Why Do We Celebrate Christmas on Dec. 25?
There are several reasons Christmas is celebrated on Dec. 25. The date is nine months after March 25, a day recognized by Christians as Annunciation. It was the day Mary was told she would was having a baby. The nine months that follow are an approximation of Jesus’ birth. Dec. 25 also coincides with pagan Winter Solstice celebrations like Saturnalia' and Dies Natalis Solis Invicti. Since they were historically celebrated around that time of year there was precedent for holiday festivities during this time of year.
1 of 3
Next: What Does the Name 'Christmas' Mean and What Is the Meaning of Christmas?
What Does the Name 'Christmas' Mean and What Is the Meaning of Christmas?
Christmas is a shortened from the words “Christ’s mass.” It’s derived from the Middle English word "Cristemasse" which has Greek, Hebrew and Latin origins. Christmas is an annual holiday that honors the birth of Jesus Christ. It is celebrated by Christians around the world and is regarded as an important religious and cultural holiday.
2 of 3
Next: How Can We Celebrate Christmas?
How Can We Celebrate Christmas?
Christmas is traditionally celebrated in many ways and celebrations vary across cultures. In the days leading up to Christmas, people usually put up special decorations including colorful lights and evergreen trees. Gifts are often placed under the tree and exchanged on Christmas day among loved ones. Large meals are also typically served as part of the celebration as well.
3 of 3
Next: Why Do We Celebrate Christmas on Dec. 25?
By dressing up classic Spanish sangría with Spiced Simple Syrup and tart cranberries, Chef Jose Garces of Philadelphia has created an ideal cocktail for a winter holiday celebration. It’s best to start the day before you plan to serve the sangría, by macerating fresh cranberries and diced Granny Smith apples in the simple syrup. Next day, add a bottle of Tempranillo rosé, and a half cup each of port wine, Cointreau, and cranberry juice. Chill, and let the party begin.
Ingredient note: Tempranillo rosé has a fruity profile with a hint of herbaceous complexity.
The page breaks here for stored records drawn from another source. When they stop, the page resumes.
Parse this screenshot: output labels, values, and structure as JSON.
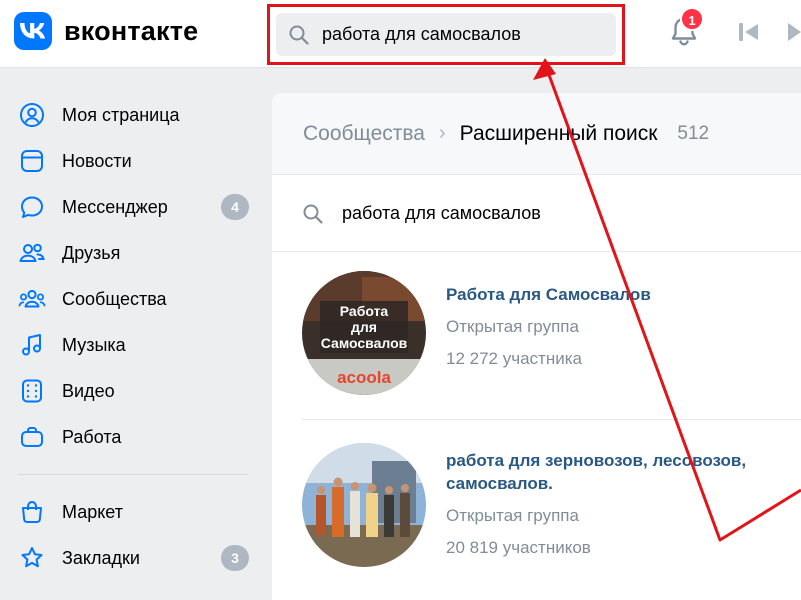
{
  "header": {
    "logo_text": "вконтакте",
    "search_query": "работа для самосвалов",
    "notification_count": "1"
  },
  "sidebar": {
    "items": [
      {
        "label": "Моя страница",
        "icon": "user-circle-icon"
      },
      {
        "label": "Новости",
        "icon": "news-icon"
      },
      {
        "label": "Мессенджер",
        "icon": "message-icon",
        "count": "4"
      },
      {
        "label": "Друзья",
        "icon": "friends-icon"
      },
      {
        "label": "Сообщества",
        "icon": "communities-icon"
      },
      {
        "label": "Музыка",
        "icon": "music-icon"
      },
      {
        "label": "Видео",
        "icon": "video-icon"
      },
      {
        "label": "Работа",
        "icon": "briefcase-icon"
      }
    ],
    "items2": [
      {
        "label": "Маркет",
        "icon": "bag-icon"
      },
      {
        "label": "Закладки",
        "icon": "star-icon",
        "count": "3"
      }
    ]
  },
  "main": {
    "breadcrumb_link": "Сообщества",
    "breadcrumb_current": "Расширенный поиск",
    "result_count": "512",
    "search_query": "работа для самосвалов",
    "groups": [
      {
        "name": "Работа для Самосвалов",
        "type": "Открытая группа",
        "members": "12 272 участника",
        "avatar_text": [
          "Работа",
          "для",
          "Самосвалов"
        ],
        "avatar_brand": "acoola"
      },
      {
        "name": "работа для зерновозов, лесовозов, самосвалов.",
        "type": "Открытая группа",
        "members": "20 819 участников"
      }
    ]
  },
  "colors": {
    "accent": "#0077ff",
    "link": "#2a5885",
    "secondary_text": "#818c99",
    "annotation": "#e1141a"
  }
}
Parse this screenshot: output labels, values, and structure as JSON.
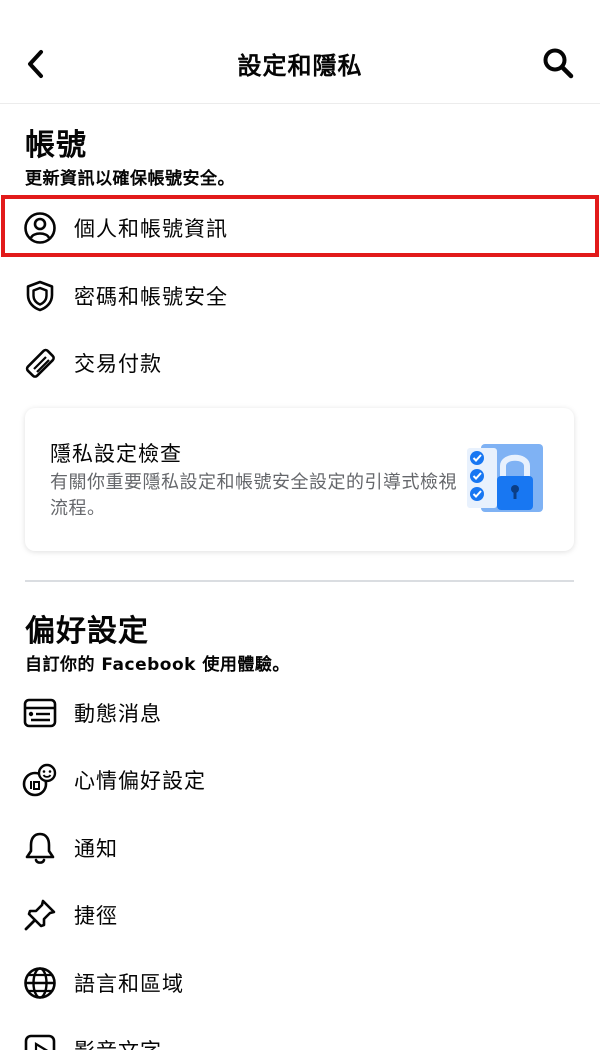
{
  "header": {
    "title": "設定和隱私"
  },
  "account": {
    "title": "帳號",
    "subtitle": "更新資訊以確保帳號安全。",
    "items": [
      {
        "label": "個人和帳號資訊",
        "icon": "user-circle-icon"
      },
      {
        "label": "密碼和帳號安全",
        "icon": "shield-icon"
      },
      {
        "label": "交易付款",
        "icon": "tag-icon"
      }
    ]
  },
  "privacy_card": {
    "title": "隱私設定檢查",
    "description": "有關你重要隱私設定和帳號安全設定的引導式檢視流程。"
  },
  "preferences": {
    "title": "偏好設定",
    "subtitle": "自訂你的 Facebook 使用體驗。",
    "items": [
      {
        "label": "動態消息",
        "icon": "news-feed-icon"
      },
      {
        "label": "心情偏好設定",
        "icon": "reactions-icon"
      },
      {
        "label": "通知",
        "icon": "bell-icon"
      },
      {
        "label": "捷徑",
        "icon": "pin-icon"
      },
      {
        "label": "語言和區域",
        "icon": "globe-icon"
      },
      {
        "label": "影音文字",
        "icon": "media-icon"
      }
    ]
  },
  "colors": {
    "highlight": "#e21a1a",
    "accent_blue": "#1877f2"
  }
}
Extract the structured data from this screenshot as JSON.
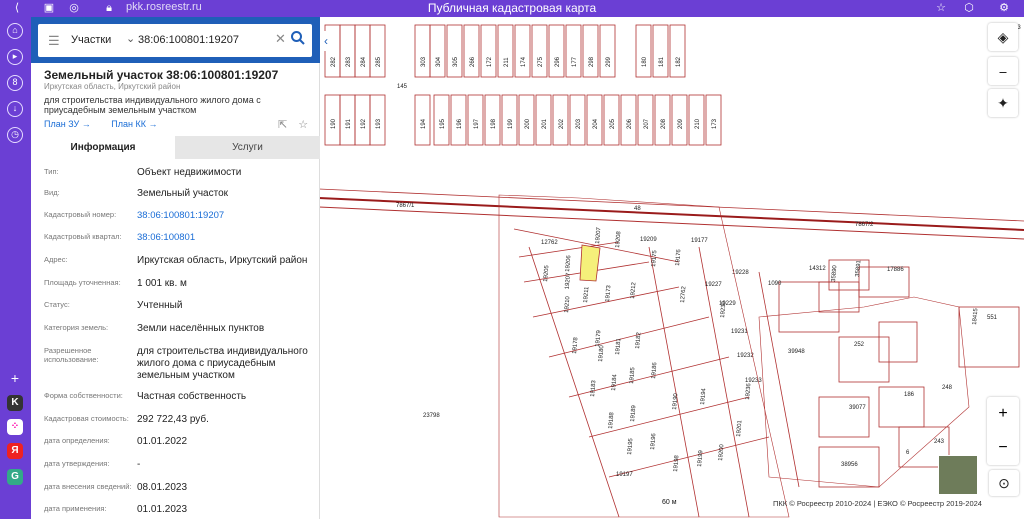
{
  "browser": {
    "url": "pkk.rosreestr.ru",
    "title": "Публичная кадастровая карта"
  },
  "search": {
    "category": "Участки",
    "query": "38:06:100801:19207"
  },
  "object": {
    "title": "Земельный участок 38:06:100801:19207",
    "region": "Иркутская область, Иркутский район",
    "purpose": "для строительства индивидуального жилого дома с приусадебным земельным участком",
    "link_zu": "План ЗУ →",
    "link_kk": "План КК →"
  },
  "tabs": {
    "info": "Информация",
    "services": "Услуги"
  },
  "info": [
    {
      "key": "Тип:",
      "value": "Объект недвижимости"
    },
    {
      "key": "Вид:",
      "value": "Земельный участок"
    },
    {
      "key": "Кадастровый номер:",
      "value": "38:06:100801:19207"
    },
    {
      "key": "Кадастровый квартал:",
      "value": "38:06:100801"
    },
    {
      "key": "Адрес:",
      "value": "Иркутская область, Иркутский район"
    },
    {
      "key": "Площадь уточненная:",
      "value": "1 001 кв. м"
    },
    {
      "key": "Статус:",
      "value": "Учтенный"
    },
    {
      "key": "Категория земель:",
      "value": "Земли населённых пунктов"
    },
    {
      "key": "Разрешенное использование:",
      "value": "для строительства индивидуального жилого дома с приусадебным земельным участком"
    },
    {
      "key": "Форма собственности:",
      "value": "Частная собственность"
    },
    {
      "key": "Кадастровая стоимость:",
      "value": "292 722,43 руб."
    },
    {
      "key": "дата определения:",
      "value": "01.01.2022"
    },
    {
      "key": "дата утверждения:",
      "value": "-"
    },
    {
      "key": "дата внесения сведений:",
      "value": "08.01.2023"
    },
    {
      "key": "дата применения:",
      "value": "01.01.2023"
    }
  ],
  "map": {
    "labels_top_row1": [
      "282",
      "283",
      "284",
      "285",
      "303",
      "304",
      "305",
      "266",
      "172",
      "211",
      "174",
      "275",
      "296",
      "177",
      "298",
      "299",
      "180",
      "181",
      "182"
    ],
    "labels_top_row2": [
      "190",
      "191",
      "192",
      "193",
      "194",
      "195",
      "196",
      "197",
      "198",
      "199",
      "200",
      "201",
      "202",
      "203",
      "204",
      "205",
      "206",
      "207",
      "208",
      "209",
      "210",
      "173"
    ],
    "label_145": "145",
    "road_1": "7867/1",
    "road_2": "7867/2",
    "road_mid": "48",
    "parcels": [
      {
        "t": "12762"
      },
      {
        "t": "19207"
      },
      {
        "t": "19208"
      },
      {
        "t": "19209"
      },
      {
        "t": "19177"
      },
      {
        "t": "19205"
      },
      {
        "t": "19206"
      },
      {
        "t": "19210"
      },
      {
        "t": "19211"
      },
      {
        "t": "19173"
      },
      {
        "t": "19212"
      },
      {
        "t": "19178"
      },
      {
        "t": "19179"
      },
      {
        "t": "19175"
      },
      {
        "t": "19176"
      },
      {
        "t": "12762"
      },
      {
        "t": "19227"
      },
      {
        "t": "19228"
      },
      {
        "t": "19229"
      },
      {
        "t": "19230"
      },
      {
        "t": "19231"
      },
      {
        "t": "19232"
      },
      {
        "t": "19233"
      },
      {
        "t": "19236"
      },
      {
        "t": "19180"
      },
      {
        "t": "19181"
      },
      {
        "t": "19182"
      },
      {
        "t": "19183"
      },
      {
        "t": "19184"
      },
      {
        "t": "19185"
      },
      {
        "t": "19186"
      },
      {
        "t": "19188"
      },
      {
        "t": "19189"
      },
      {
        "t": "19190"
      },
      {
        "t": "19194"
      },
      {
        "t": "19195"
      },
      {
        "t": "19196"
      },
      {
        "t": "19197"
      },
      {
        "t": "19198"
      },
      {
        "t": "19199"
      },
      {
        "t": "19200"
      },
      {
        "t": "19201"
      },
      {
        "t": "23798"
      },
      {
        "t": "1090"
      },
      {
        "t": "14312"
      },
      {
        "t": "35890"
      },
      {
        "t": "35891"
      },
      {
        "t": "17886"
      },
      {
        "t": "18415"
      },
      {
        "t": "39948"
      },
      {
        "t": "252"
      },
      {
        "t": "39077"
      },
      {
        "t": "186"
      },
      {
        "t": "248"
      },
      {
        "t": "243"
      },
      {
        "t": "6"
      },
      {
        "t": "38956"
      },
      {
        "t": "551"
      },
      {
        "t": "63"
      }
    ],
    "scale": "60 м",
    "copyright": "ПКК © Росреестр 2010-2024 | ЕЭКО © Росреестр 2019-2024"
  },
  "colors": {
    "accent": "#6b3fd4",
    "search_bar": "#1f5fb8",
    "parcel_line": "#b03030",
    "selected_parcel": "#f5f07a",
    "link": "#1a6dd6"
  },
  "icons": [
    "search-icon",
    "close-icon",
    "menu-icon",
    "chevron-down-icon",
    "layers-icon",
    "ruler-icon",
    "settings-icon",
    "zoom-in-icon",
    "zoom-out-icon",
    "location-icon",
    "home-icon"
  ]
}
A fruitier Grenache rosé, from Spain’s Rioja region, also works beautifully.
Game plan: Try using any leftover Granny Smith apples in our classic apple crisp for a killer dessert pairing.
For more thirst-quenching inspiration, check out our Ruby Sangría, Mom’s Sangría, and White Peach Sangría recipes.